Horace cleared his throat and said, “Well, I have a good job and Mother left me a nice little nest egg. And – something so valuable, well, I wouldn’t feel easy about handling it. What I want is for you to put it to auction and for all the proceeds to go to the hospice. I – I must get back to the office now. Maureen was very good about holding the fort, but it’s not fair on you. I bid you good day.”
Well, we didn’t actually have a drink drink, but both of us needed a restorative coffee. For a while Cara didn’t say anything at all. I was the first one to speak. “I – I’m not a person who likes to admit to being wrong,” I said. “But this time I’m happy to make an exception. Super-heroes most definitely do exist! And we’ve had the privilege to meet one of them!”
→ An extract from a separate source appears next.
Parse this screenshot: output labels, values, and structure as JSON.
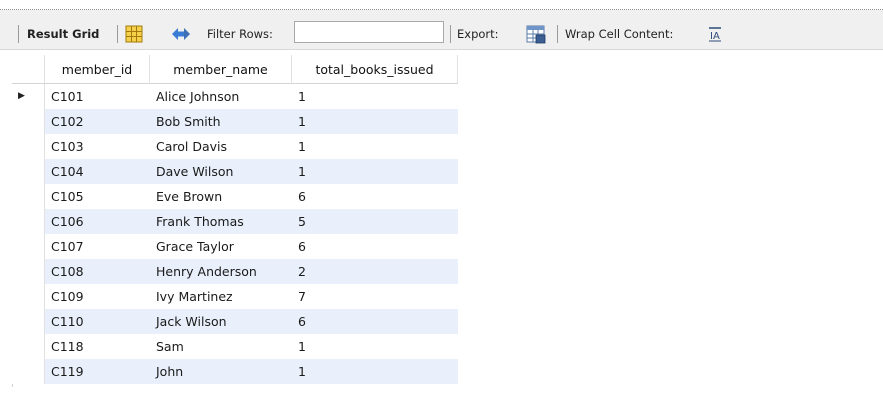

Just to tie up a few loose ends; the comic ended up selling for £50,000! We – by which I mean anyone concerned with the St Barbara Hospice – were lucky, as there were two rival bidders. It was used to open a new play facility for the children at the hospice. The director, Dr Major, who was one of the few “in” on what was going on and who the benefactor was, wanted to call it the Horace Rathbone Room. But Horace was aghast at the idea. We knew he was a very private person, and though we thought his massive generosity should have been acknowledged, we respected his wishes. Luckily for him, the buyer was just as keen on preserving his privacy. Horace did, however, agree to it being called the Pelican Man Room. There were issues of copyright, but they were wonderful at Miracle Comics and said they were more than happy for us to use both the name and the image. A local artist, Cherie Sanderson, painted wonderful murals, keeping entirely to the spirit of the original comic. We had worried about it scaring the children a bit, but they absolutely loved it, and quite a few of them said that they were sure that Pelican Man swooped into the room, and ate up their troubles, their worries about themselves and their loved ones, in his big powerful, benign beak. Of course, nobody contradicted them.
I knew several of the nurses there, and a while back, one of them, Susanna, mentioned almost in passing that, in the woodlands surrounding the Hospice, she had knelt down to pick up a couple of particularly impressive conkers, and lying in the leaf-carpet, self-effacing and half-hidden by the colours of autumn as they turned brittle, was a little leather patch.